▶ **Given records**
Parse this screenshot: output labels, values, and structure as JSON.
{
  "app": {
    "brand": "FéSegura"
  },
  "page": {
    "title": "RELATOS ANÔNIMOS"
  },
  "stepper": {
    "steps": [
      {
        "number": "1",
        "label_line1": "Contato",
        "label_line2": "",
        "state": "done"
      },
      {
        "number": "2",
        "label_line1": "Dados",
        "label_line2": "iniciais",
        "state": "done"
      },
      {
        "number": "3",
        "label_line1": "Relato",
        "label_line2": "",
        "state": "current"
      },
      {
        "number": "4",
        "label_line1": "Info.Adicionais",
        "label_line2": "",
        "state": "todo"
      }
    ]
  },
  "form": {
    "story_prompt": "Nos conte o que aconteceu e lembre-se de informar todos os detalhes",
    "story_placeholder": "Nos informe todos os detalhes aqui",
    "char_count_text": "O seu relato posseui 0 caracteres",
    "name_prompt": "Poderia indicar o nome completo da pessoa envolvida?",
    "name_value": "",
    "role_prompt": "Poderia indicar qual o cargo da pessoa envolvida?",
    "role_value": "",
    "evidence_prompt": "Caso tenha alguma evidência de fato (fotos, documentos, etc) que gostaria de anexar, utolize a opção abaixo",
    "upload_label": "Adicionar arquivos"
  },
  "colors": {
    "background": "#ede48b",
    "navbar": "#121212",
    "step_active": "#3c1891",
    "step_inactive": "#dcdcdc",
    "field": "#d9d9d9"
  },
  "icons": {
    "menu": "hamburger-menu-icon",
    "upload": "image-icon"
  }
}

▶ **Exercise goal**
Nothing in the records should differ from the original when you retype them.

▶ **Reply**
Parse this screenshot: output labels, values, and structure as JSON.
{
  "app": {
    "brand": "FéSegura"
  },
  "page": {
    "title": "RELATOS ANÔNIMOS"
  },
  "stepper": {
    "steps": [
      {
        "number": "1",
        "label_line1": "Contato",
        "label_line2": "",
        "state": "done"
      },
      {
        "number": "2",
        "label_line1": "Dados",
        "label_line2": "iniciais",
        "state": "done"
      },
      {
        "number": "3",
        "label_line1": "Relato",
        "label_line2": "",
        "state": "current"
      },
      {
        "number": "4",
        "label_line1": "Info.Adicionais",
        "label_line2": "",
        "state": "todo"
      }
    ]
  },
  "form": {
    "story_prompt": "Nos conte o que aconteceu e lembre-se de informar todos os detalhes",
    "story_placeholder": "Nos informe todos os detalhes aqui",
    "char_count_text": "O seu relato posseui 0 caracteres",
    "name_prompt": "Poderia indicar o nome completo da pessoa envolvida?",
    "name_value": "",
    "role_prompt": "Poderia indicar qual o cargo da pessoa envolvida?",
    "role_value": "",
    "evidence_prompt": "Caso tenha alguma evidência de fato (fotos, documentos, etc) que gostaria de anexar, utolize a opção abaixo",
    "upload_label": "Adicionar arquivos"
  },
  "colors": {
    "background": "#ede48b",
    "navbar": "#121212",
    "step_active": "#3c1891",
    "step_inactive": "#dcdcdc",
    "field": "#d9d9d9"
  },
  "icons": {
    "menu": "hamburger-menu-icon",
    "upload": "image-icon"
  }
}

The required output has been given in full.